Cultural centers kick off year with Intercultural First-Year Mixer
The University’s four cultural centers welcomed first-year students to campus on Sept. 2 at the annual Intercultural First-Year Mixer, an event born from the growing collaboration between the cultural houses.
Tenzin Jorden, Staff Photographer
Yale’s four cultural centers hosted their annual Intercultural First-Year Mixer on Friday at Saint Thomas More Chapel.
The cultural mixer is a Yale tradition that began in 2015 to address the developments in the diversity of the student population. The event brings together administrators and students involved across the University’s four cultural centers — the Afro-American Cultural Center, the Asian American Cultural Center, La Casa Cultural, and the Native American Cultural Center — for an afternoon of eating and mingling.
“Back in 2015 is when the cultural centers started working a lot more together,” said Carolina Davila, the associate director of La Casa Cultural. “A part of that was intercultural collaborations, so this event was born around that time, and we’ve just [kept] up [with it] ever since.”
Davila said that the four cultural centers sometimes hold events with one another, but have also all increased their collaboration with the Office of LGBTQ Resources and spiritually-affiliated spaces on campus.
Jorge Anaya, assistant director of student engagement at the Yale College Dean’s Office, said that the four cultural centers are aware of the growing diversity of the student body. Because of this, he said, the four cultural centers are trying to plan more events that are “inherently intercultural.”

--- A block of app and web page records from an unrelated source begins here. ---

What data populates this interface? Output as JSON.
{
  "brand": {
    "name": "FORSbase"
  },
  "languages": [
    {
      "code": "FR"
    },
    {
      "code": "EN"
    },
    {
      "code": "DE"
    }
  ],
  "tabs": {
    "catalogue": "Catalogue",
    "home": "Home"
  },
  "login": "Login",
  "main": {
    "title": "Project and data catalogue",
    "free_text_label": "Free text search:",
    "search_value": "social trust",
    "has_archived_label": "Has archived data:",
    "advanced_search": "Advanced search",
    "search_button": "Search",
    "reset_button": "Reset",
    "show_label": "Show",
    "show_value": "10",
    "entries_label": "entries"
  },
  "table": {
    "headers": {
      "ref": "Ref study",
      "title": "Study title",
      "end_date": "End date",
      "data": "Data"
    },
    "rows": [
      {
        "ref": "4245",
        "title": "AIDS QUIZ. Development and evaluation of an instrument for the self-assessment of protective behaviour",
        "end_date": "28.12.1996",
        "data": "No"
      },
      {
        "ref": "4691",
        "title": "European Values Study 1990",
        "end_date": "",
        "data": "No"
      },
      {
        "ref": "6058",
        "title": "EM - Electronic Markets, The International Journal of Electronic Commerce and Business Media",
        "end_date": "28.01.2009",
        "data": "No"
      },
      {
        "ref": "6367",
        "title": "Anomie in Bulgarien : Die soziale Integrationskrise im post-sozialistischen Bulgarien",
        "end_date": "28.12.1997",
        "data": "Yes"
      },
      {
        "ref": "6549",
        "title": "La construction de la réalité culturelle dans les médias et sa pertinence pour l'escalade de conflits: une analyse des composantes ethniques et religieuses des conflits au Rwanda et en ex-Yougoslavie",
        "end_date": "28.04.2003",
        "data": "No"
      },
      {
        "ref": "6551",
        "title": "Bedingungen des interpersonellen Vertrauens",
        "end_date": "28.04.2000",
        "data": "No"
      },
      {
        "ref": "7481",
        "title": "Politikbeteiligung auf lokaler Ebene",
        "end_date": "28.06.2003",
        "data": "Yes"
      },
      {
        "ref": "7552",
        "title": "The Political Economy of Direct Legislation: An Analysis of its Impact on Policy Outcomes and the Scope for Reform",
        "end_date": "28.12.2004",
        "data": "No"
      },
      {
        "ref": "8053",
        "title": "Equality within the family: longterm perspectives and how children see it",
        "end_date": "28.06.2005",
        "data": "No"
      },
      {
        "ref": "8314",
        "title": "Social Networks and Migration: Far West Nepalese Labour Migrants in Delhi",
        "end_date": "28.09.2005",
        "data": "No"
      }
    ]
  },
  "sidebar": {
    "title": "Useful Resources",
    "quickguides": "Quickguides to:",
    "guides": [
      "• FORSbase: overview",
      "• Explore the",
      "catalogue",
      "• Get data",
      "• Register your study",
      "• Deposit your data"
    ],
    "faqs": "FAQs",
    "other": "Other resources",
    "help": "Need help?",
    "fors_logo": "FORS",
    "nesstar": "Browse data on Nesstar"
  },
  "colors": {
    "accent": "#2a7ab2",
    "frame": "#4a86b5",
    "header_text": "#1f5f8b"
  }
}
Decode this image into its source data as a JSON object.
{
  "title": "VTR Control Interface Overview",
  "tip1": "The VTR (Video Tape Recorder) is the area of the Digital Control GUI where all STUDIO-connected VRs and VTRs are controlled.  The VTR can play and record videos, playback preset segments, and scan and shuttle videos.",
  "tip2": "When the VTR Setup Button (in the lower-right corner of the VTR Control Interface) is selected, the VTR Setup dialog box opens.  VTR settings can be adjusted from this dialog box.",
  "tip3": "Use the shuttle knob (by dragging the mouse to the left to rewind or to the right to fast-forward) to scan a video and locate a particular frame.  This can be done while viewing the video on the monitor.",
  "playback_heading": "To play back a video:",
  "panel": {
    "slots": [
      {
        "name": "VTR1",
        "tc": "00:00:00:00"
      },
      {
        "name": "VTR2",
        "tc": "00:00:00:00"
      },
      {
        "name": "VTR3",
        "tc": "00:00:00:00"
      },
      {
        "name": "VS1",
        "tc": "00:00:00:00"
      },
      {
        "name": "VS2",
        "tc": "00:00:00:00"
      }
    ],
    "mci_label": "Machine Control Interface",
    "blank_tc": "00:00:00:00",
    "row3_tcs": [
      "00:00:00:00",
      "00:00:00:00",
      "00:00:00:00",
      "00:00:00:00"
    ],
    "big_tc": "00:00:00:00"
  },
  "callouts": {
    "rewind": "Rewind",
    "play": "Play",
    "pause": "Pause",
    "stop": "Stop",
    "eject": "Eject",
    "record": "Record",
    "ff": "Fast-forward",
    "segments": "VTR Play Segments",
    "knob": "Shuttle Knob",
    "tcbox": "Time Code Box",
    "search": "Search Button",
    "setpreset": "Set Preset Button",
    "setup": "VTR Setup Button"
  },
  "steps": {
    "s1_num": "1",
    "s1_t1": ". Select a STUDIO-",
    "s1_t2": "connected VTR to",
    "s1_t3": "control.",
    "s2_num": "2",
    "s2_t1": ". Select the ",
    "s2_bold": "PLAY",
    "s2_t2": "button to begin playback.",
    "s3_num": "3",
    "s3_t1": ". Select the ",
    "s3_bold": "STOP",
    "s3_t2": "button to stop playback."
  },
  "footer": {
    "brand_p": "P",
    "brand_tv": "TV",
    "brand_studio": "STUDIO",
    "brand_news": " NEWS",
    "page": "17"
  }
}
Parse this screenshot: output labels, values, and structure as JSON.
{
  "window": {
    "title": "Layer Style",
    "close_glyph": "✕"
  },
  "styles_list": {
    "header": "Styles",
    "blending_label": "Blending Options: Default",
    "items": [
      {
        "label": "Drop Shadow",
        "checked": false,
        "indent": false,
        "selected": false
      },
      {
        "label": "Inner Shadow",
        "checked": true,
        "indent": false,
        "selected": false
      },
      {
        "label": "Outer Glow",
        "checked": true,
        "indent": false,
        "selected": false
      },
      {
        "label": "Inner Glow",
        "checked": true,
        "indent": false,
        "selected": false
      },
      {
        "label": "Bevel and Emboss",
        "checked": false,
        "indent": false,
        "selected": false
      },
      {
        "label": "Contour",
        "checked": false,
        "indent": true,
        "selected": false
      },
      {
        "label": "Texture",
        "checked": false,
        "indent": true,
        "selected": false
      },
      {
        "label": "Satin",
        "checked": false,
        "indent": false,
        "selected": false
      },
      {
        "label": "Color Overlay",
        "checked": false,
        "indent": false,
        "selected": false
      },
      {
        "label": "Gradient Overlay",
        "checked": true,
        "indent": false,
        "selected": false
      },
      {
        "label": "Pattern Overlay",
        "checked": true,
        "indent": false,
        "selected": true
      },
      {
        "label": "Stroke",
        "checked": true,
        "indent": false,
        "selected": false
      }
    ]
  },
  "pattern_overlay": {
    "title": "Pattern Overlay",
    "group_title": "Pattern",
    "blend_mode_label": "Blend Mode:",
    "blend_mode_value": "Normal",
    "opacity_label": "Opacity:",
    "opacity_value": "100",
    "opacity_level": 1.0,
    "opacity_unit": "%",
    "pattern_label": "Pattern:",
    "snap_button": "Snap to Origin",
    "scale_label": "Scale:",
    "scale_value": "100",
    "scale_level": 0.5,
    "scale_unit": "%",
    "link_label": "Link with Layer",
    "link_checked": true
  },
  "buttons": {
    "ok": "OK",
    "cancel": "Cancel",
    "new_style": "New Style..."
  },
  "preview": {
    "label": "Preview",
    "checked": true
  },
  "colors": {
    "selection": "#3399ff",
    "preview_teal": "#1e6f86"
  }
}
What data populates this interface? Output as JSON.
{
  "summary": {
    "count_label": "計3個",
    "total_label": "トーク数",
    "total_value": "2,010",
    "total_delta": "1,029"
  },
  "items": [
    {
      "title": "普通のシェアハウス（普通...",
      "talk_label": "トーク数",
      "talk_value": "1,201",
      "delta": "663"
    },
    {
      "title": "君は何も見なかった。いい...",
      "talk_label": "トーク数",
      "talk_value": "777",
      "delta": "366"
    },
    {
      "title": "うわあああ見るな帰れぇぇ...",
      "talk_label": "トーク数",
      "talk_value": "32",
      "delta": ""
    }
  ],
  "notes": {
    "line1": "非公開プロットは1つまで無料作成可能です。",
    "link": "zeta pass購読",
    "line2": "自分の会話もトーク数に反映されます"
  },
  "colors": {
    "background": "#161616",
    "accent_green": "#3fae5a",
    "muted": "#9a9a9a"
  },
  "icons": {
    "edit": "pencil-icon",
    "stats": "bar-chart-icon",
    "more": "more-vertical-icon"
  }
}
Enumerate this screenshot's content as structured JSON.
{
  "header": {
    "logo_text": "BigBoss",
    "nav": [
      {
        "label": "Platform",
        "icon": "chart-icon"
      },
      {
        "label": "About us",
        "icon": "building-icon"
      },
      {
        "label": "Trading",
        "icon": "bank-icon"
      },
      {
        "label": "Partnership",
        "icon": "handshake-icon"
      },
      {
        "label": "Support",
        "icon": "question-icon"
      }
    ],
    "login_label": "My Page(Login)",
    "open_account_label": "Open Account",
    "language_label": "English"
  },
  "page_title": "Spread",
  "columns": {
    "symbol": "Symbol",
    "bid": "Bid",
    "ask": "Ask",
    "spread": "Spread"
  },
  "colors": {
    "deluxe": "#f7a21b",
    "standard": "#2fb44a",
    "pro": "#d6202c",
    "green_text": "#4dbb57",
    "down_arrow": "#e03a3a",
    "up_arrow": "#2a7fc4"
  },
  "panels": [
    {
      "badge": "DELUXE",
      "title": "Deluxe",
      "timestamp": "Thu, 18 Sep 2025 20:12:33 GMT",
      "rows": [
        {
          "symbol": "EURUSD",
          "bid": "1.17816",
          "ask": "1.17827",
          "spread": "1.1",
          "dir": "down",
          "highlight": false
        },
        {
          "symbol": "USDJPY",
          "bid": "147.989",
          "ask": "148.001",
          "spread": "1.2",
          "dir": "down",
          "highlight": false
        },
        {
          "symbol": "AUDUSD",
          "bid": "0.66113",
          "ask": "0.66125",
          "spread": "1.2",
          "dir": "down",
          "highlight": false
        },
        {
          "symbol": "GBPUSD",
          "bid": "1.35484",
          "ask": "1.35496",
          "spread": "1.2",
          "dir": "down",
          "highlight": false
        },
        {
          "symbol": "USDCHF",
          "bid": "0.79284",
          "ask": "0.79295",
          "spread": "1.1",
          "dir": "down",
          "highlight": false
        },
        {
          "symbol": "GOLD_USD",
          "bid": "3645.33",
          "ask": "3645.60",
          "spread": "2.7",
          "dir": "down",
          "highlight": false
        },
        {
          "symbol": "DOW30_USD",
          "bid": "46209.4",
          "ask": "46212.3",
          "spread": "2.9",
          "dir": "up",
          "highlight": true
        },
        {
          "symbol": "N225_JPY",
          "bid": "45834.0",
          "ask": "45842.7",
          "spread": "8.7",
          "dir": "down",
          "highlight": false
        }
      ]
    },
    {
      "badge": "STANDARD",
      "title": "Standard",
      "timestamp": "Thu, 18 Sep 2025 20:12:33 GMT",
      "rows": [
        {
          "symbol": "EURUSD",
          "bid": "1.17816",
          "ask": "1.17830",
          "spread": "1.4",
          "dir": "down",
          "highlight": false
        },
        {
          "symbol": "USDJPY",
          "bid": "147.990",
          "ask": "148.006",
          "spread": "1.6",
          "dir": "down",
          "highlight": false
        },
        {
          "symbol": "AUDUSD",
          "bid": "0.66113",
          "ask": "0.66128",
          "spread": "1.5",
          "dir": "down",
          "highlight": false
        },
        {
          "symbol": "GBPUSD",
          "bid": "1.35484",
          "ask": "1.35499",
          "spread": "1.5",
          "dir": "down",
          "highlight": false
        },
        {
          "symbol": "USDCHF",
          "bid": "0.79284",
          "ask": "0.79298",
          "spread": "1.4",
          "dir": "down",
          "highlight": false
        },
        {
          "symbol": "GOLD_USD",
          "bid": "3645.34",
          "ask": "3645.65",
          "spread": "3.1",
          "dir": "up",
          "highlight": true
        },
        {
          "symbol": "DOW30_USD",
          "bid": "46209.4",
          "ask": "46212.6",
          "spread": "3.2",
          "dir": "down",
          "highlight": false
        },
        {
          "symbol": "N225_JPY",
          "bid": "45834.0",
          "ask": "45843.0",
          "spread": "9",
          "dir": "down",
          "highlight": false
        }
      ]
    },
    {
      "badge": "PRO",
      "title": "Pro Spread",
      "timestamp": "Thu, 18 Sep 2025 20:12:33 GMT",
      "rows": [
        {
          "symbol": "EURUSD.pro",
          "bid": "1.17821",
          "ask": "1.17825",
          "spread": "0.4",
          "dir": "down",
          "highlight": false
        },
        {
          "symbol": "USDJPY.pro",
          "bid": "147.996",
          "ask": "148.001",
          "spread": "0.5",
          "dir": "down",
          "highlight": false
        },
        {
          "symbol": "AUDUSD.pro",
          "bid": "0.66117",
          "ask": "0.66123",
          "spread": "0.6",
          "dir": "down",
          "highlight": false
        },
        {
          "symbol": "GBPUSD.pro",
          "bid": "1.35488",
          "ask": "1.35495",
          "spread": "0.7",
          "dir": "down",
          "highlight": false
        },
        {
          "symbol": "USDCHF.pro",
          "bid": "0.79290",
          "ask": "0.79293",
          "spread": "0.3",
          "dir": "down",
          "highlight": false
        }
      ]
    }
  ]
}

“We are very conscious that students are starting to become more diverse in their backgrounds, especially racial and ethnic ones,” Anaya said. “The work that we do is very purposeful and we want to ensure that we are conscious of the various identities that students may have.”
Anjali Dhanekula ’26 said that she found out about the event while browsing Yale Connect and thought it would provide an opportunity to get to know other students across different cultural backgrounds and to get to know the people who run the AACC.
“I’ve heard about the Asian American Cultural Center, but I’ve never been there and met the people that head it, so it was nice to meet them today,” Dhanekula said. “This was [also] actually my first time having Indian food here, and it made me really happy.”
The event provided an assortment of cultural dishes with light refreshments and music before the night ended with a raffle for merchandise from each of the four cultural centers.
Alexis Nketia ’26 said that, for her, the event was an opportunity to interact with students she otherwise would not have met.
“It wasn’t a taste of home for me, but [the food] was very good,” Nketia said. “I thought it’d be a great place to connect with a diverse group of people and meet people from certain areas that I maybe wouldn’t interact with otherwise.”
Anaya said that the four cultural centers hope to direct programming based on student interest and are open to student input in the events that they plan.
“We’re very open to students vocalizing what they would want to see in terms of our programming,” he said.
The cultural houses are offering two more intercultural events in the coming weeks. The Multiracial and Transracially adopted students mixer is set to occur on Sept. 22 at the Af-Am House and the Graduate and Professional student Crawl will occur on Sept. 21 at The Underground.
Students can register for these and other events hosted by the cultural centers on Yale Connect.